After a breathless chase through the steep, forested hillsides, a shiny fox with a bouncy inflatable tail succumbed to his captor. Smash—a 39-year-old man in a latex fox suit with zippered crotch—gleefully whimpered and caressed his potbelly as the hunter rubbed his nipples. “He’s in fox heaven,” an onlooker said with a laugh.
Journalist Tracy Clark-Fory documented the bizarre ritual of the “Human Fox Hunt” at Lupin for Salon in 2011. She described men and women dressed up in leather and harnesses and erotic, anthropomorphic animal costumes stalking each other in the woods.
“There is a jarring dissonance between the back-to-basics naturist routine and the sinister ornamentation inside the hut,” Clark-Fory observed.

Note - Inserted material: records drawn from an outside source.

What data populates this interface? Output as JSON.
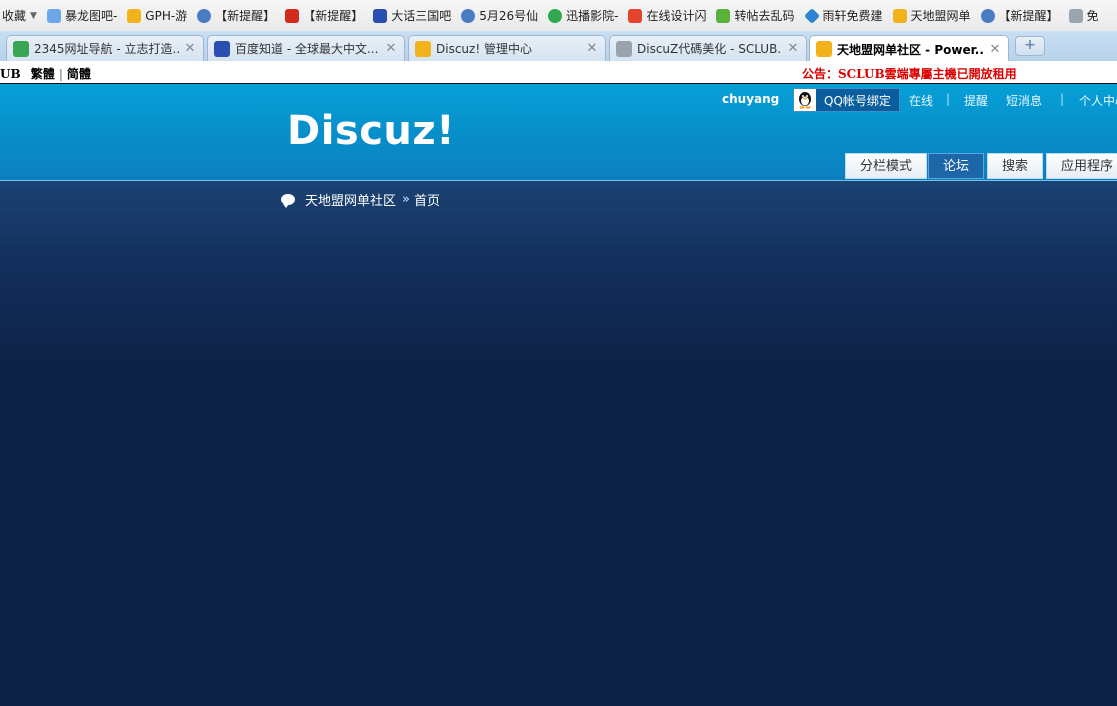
{
  "bookmarks": [
    {
      "label": "收藏",
      "icon": "star-icon",
      "color": "#f0c030"
    },
    {
      "label": "暴龙图吧-",
      "icon": "dragon-icon",
      "color": "#6aa8e8"
    },
    {
      "label": "GPH-游",
      "icon": "trophy-icon",
      "color": "#f2b21c"
    },
    {
      "label": "【新提醒】",
      "icon": "globe-icon",
      "color": "#4a7cc0"
    },
    {
      "label": "【新提醒】",
      "icon": "seal-icon",
      "color": "#d22b1e"
    },
    {
      "label": "大话三国吧",
      "icon": "paw-icon",
      "color": "#2b4fb0"
    },
    {
      "label": "5月26号仙",
      "icon": "globe-icon",
      "color": "#4a7cc0"
    },
    {
      "label": "迅播影院-",
      "icon": "play-icon",
      "color": "#2fa84f"
    },
    {
      "label": "在线设计闪",
      "icon": "grid-icon",
      "color": "#e4432c"
    },
    {
      "label": "转帖去乱码",
      "icon": "leaf-icon",
      "color": "#58b23b"
    },
    {
      "label": "雨轩免费建",
      "icon": "diamond-icon",
      "color": "#2b84d0"
    },
    {
      "label": "天地盟网单",
      "icon": "trophy-icon",
      "color": "#f2b21c"
    },
    {
      "label": "【新提醒】",
      "icon": "globe-icon",
      "color": "#4a7cc0"
    },
    {
      "label": "免",
      "icon": "page-icon",
      "color": "#9aa4ae"
    }
  ],
  "tabs": [
    {
      "title": "2345网址导航 - 立志打造...",
      "icon": "nav2345-icon",
      "color": "#3aa655",
      "active": false
    },
    {
      "title": "百度知道 - 全球最大中文...",
      "icon": "paw-icon",
      "color": "#2b4fb0",
      "active": false
    },
    {
      "title": "Discuz! 管理中心",
      "icon": "trophy-icon",
      "color": "#f2b21c",
      "active": false
    },
    {
      "title": "DiscuZ代碼美化 - SCLUB...",
      "icon": "page-icon",
      "color": "#9aa4ae",
      "active": false
    },
    {
      "title": "天地盟网单社区 - Power...",
      "icon": "trophy-icon",
      "color": "#f2b21c",
      "active": true
    }
  ],
  "new_tab_label": "+",
  "strip": {
    "lang_left": "UB",
    "lang_trad": "繁體",
    "lang_simp": "简體",
    "notice": "公告：SCLUB雲端專屬主機已開放租用"
  },
  "header": {
    "logo": "Discuz!",
    "username": "chuyang",
    "qq_bind": "QQ帐号绑定",
    "links": [
      "在线",
      "提醒",
      "短消息",
      "个人中心"
    ],
    "nav": [
      "分栏模式",
      "论坛",
      "搜索",
      "应用程序"
    ],
    "active_nav": "论坛"
  },
  "breadcrumb": {
    "site": "天地盟网单社区",
    "separator": "»",
    "current": "首页"
  },
  "colors": {
    "header_top": "#05a0d6",
    "header_bottom": "#0b7fbf",
    "body_bg": "#0f2348",
    "notice": "#dd0000"
  }
}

Punishment for the foxes apparently involved some sort of agreed-upon BDSM play in the privacy of a rented yurt. Even if the sex happened out of public view, the sexualized role-play at a resort marketing itself as family-friendly sent shockwaves in naturist circles.
Not long after the hunt, the American Association of Nude Recreation (AANR) withdrew its accreditation from Lupin Lodge.
Cindy Gregory, a resident member and Lupin’s special events coordinator, wrote an open letter to AANR defending the decision to rent space to the fetish party. After all, she said, at least some of the kinky cosplayers shed their “furversions” to a polite nakedness after the hunt. Being outnumbered by “textiles,” as nudists call the clothed, can stir up insecurities for naturists.
“After the hunts, many of the participants took off their costumes and enjoyed the hot tub and pool in the nude,” she assured AANR leaders, adding that there was no public sex on the grounds. “I am gratified that they feel accepted here and comfortable enough to express themselves.”
Other non-naturist groups would rent out spaces for parties, all-night raves that drew the ire of neighbors and the attention of sheriff’s deputies. Months before the human fox hunt, a 21-year-old raver rolling on molly and four tabs of acid collapsed in the main bathroom—called the Taj Mahal by Lupin residents. Another partygoer found him around 6am, slumped over and vacant, and called 9-1-1. Paramedics recounted in incident reports that his blood pressure shot up and his brain swelled before he died.
“That should have woke us up,” a resident lamented. “By the time the next guy died, a lot of us had enough morally, ethically. We had to say something.”